As Minnesota voters prepare to go to the polls on Nov. 2, voting rights advocates are warning that foreclosure could threaten to keep people from voting.
Officials in Minnesota are working to make sure that homeowners or renters affected by foreclosure know that they can vote on Election Day, even if they've lost their address.
“In all areas where people are facing this trauma we want to make sure they know that they are not at risk of losing their voter registration.”Mark Ritchie, Minn. Sec. of State
Among those leading such efforts is Claire Wilson, voter outreach director for the Minnesota Secretary of State's office. Behind a strip mall storefront in Richfield, Wilson recently walked about a dozen potential voters through their rights. Some of the adults live in group homes.
Wilson told them that if voters who have lived in the state for at least 20 days before the election can prove where they live they cannot be turned away from the polls.
"If you have just moved or if you are experiencing any barriers to your residency, or you just don't have it together to get registered ahead of time, being able to register on Election Day opens up the doors of voting," she said.
Minnesota consistently ranks at the top for voter turnout because of policies like same-day registration. Voters also can vouch for their neighbors who may not have the official identification they need to prove residency. The person vouching signs a legal oath that the voter indeed lives where they say they do.
Advocates say it's true that Minnesota law goes a long way to remove some of the biggest barriers to voting. But they are increasingly concerned that people whose living situations are in flux because of foreclosure might stay away from the polls out of fear of being turned away.
The problem could be especially acute in neighborhoods with high rates of foreclosure, like north Minneapolis, said Brian Siebel, legal director of the Washington-based Fair Elections Legal Network.
"You may not have a utility bill with your name and address on it because you're in temporary housing, you are living with in-laws, the utility bills is in their name, not your name [or] you haven't updated your drivers license," he said. "You haven't got the kind of identification you might need to establish your residency."
A recent report released by Siebel's group found that with more than three million people predicted to lose their homes across the country this year, many voters are likely to let their registration lapse or could be confused about where to vote.
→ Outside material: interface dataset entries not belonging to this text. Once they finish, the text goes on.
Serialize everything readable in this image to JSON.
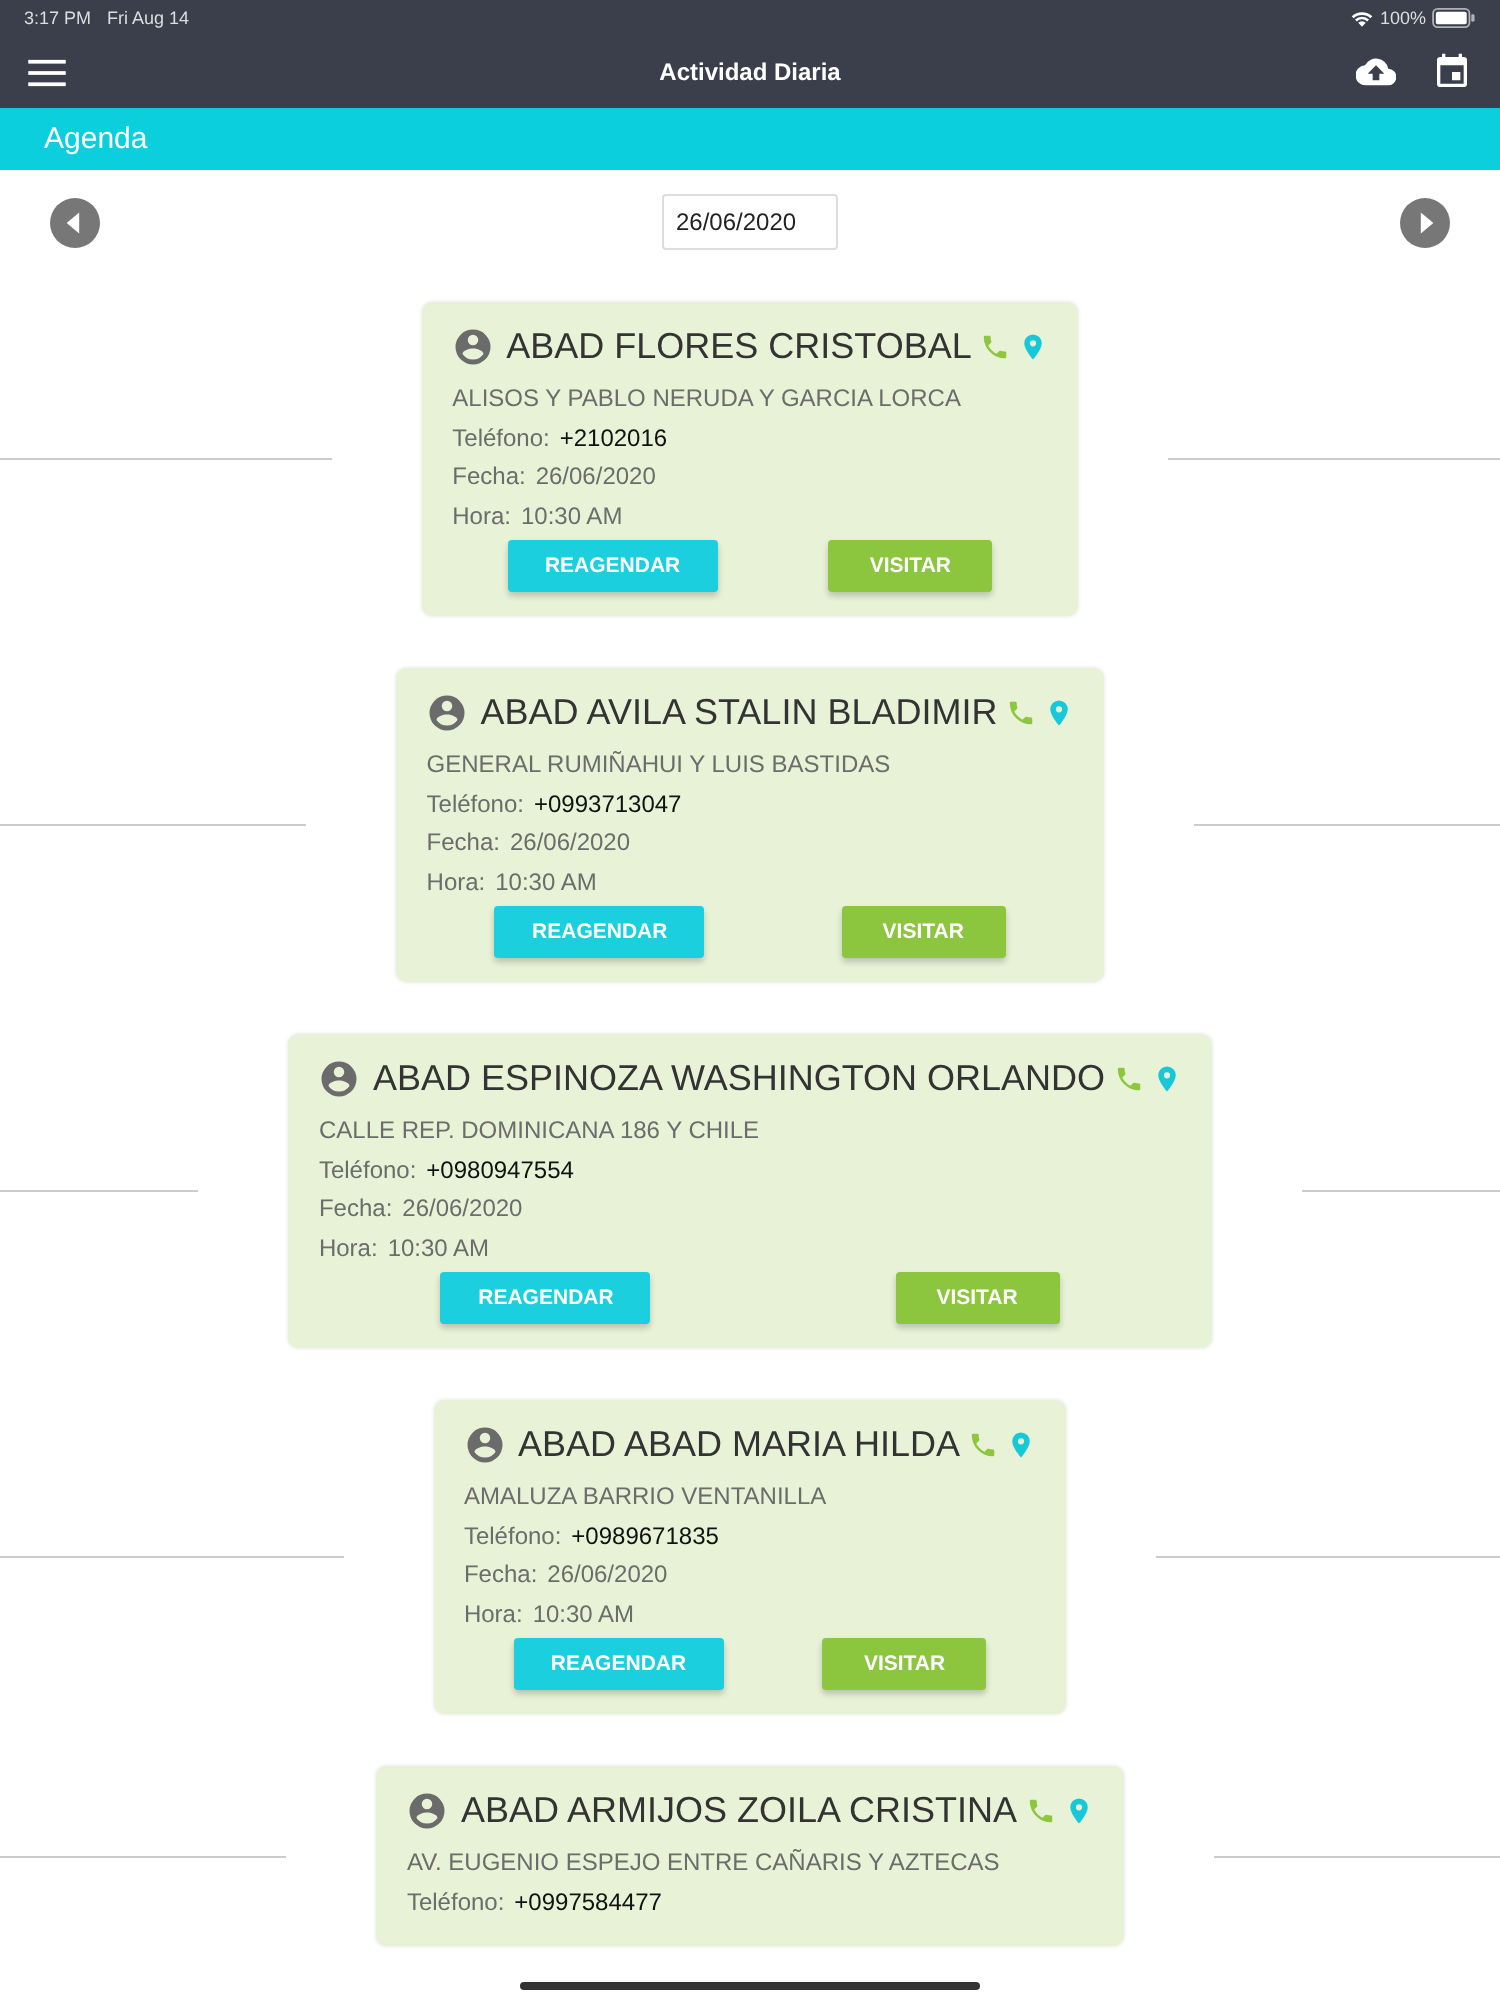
{
  "status_bar": {
    "time": "3:17 PM",
    "date": "Fri Aug 14",
    "battery": "100%"
  },
  "header": {
    "title": "Actividad Diaria"
  },
  "section": {
    "title": "Agenda"
  },
  "date_nav": {
    "date": "26/06/2020"
  },
  "appointments": [
    {
      "name": "ABAD FLORES CRISTOBAL",
      "address": "ALISOS Y PABLO NERUDA Y GARCIA LORCA",
      "phone_label": "Teléfono:",
      "phone": "+2102016",
      "date_label": "Fecha:",
      "date": "26/06/2020",
      "time_label": "Hora:",
      "time": "10:30 AM",
      "reschedule": "REAGENDAR",
      "visit": "VISITAR"
    },
    {
      "name": "ABAD AVILA STALIN BLADIMIR",
      "address": "GENERAL RUMIÑAHUI Y LUIS BASTIDAS",
      "phone_label": "Teléfono:",
      "phone": "+0993713047",
      "date_label": "Fecha:",
      "date": "26/06/2020",
      "time_label": "Hora:",
      "time": "10:30 AM",
      "reschedule": "REAGENDAR",
      "visit": "VISITAR"
    },
    {
      "name": "ABAD ESPINOZA WASHINGTON ORLANDO",
      "address": "CALLE REP. DOMINICANA 186 Y CHILE",
      "phone_label": "Teléfono:",
      "phone": "+0980947554",
      "date_label": "Fecha:",
      "date": "26/06/2020",
      "time_label": "Hora:",
      "time": "10:30 AM",
      "reschedule": "REAGENDAR",
      "visit": "VISITAR"
    },
    {
      "name": "ABAD ABAD MARIA HILDA",
      "address": "AMALUZA BARRIO VENTANILLA",
      "phone_label": "Teléfono:",
      "phone": "+0989671835",
      "date_label": "Fecha:",
      "date": "26/06/2020",
      "time_label": "Hora:",
      "time": "10:30 AM",
      "reschedule": "REAGENDAR",
      "visit": "VISITAR"
    },
    {
      "name": "ABAD ARMIJOS ZOILA CRISTINA",
      "address": "AV. EUGENIO ESPEJO ENTRE CAÑARIS Y AZTECAS",
      "phone_label": "Teléfono:",
      "phone": "+0997584477"
    }
  ]
}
The Fair Elections Legal Network is calling on state elections officials to educate voters about voting rules in their state.
Minnesota Secretary of State Mark Ritchie has been traveling around the state doing just that.
"In all areas where people are facing this trauma we want to make sure they know that they are not at risk of losing their voter registration just because they've received a foreclosure notice or some part of that process," he said.
Ritchie said the recession has made reaching voters much more difficult than in the past. He said the newly poor may be especially unaware of their rights.
U.S. Rep. Keith Ellison, a Democrat who represents Minneapolis and nearby suburbs, said the economic downturn also has made it tougher to educate voters about candidates' policies and positions.
"We are going to get out and try and reach people," Ellison said. "But I'm expecting that a lot of people are not going to be where we last knew them to live, which means that we are going to have to redouble our efforts to make sure that we are getting the proper information to people."
Ellison said he'll fight to preserve Minnesota's same day registration and vouching laws to increase voter participation in the future.
Mobilizing these voters could make a big difference this election season, especially in closely contested state races with slim margins.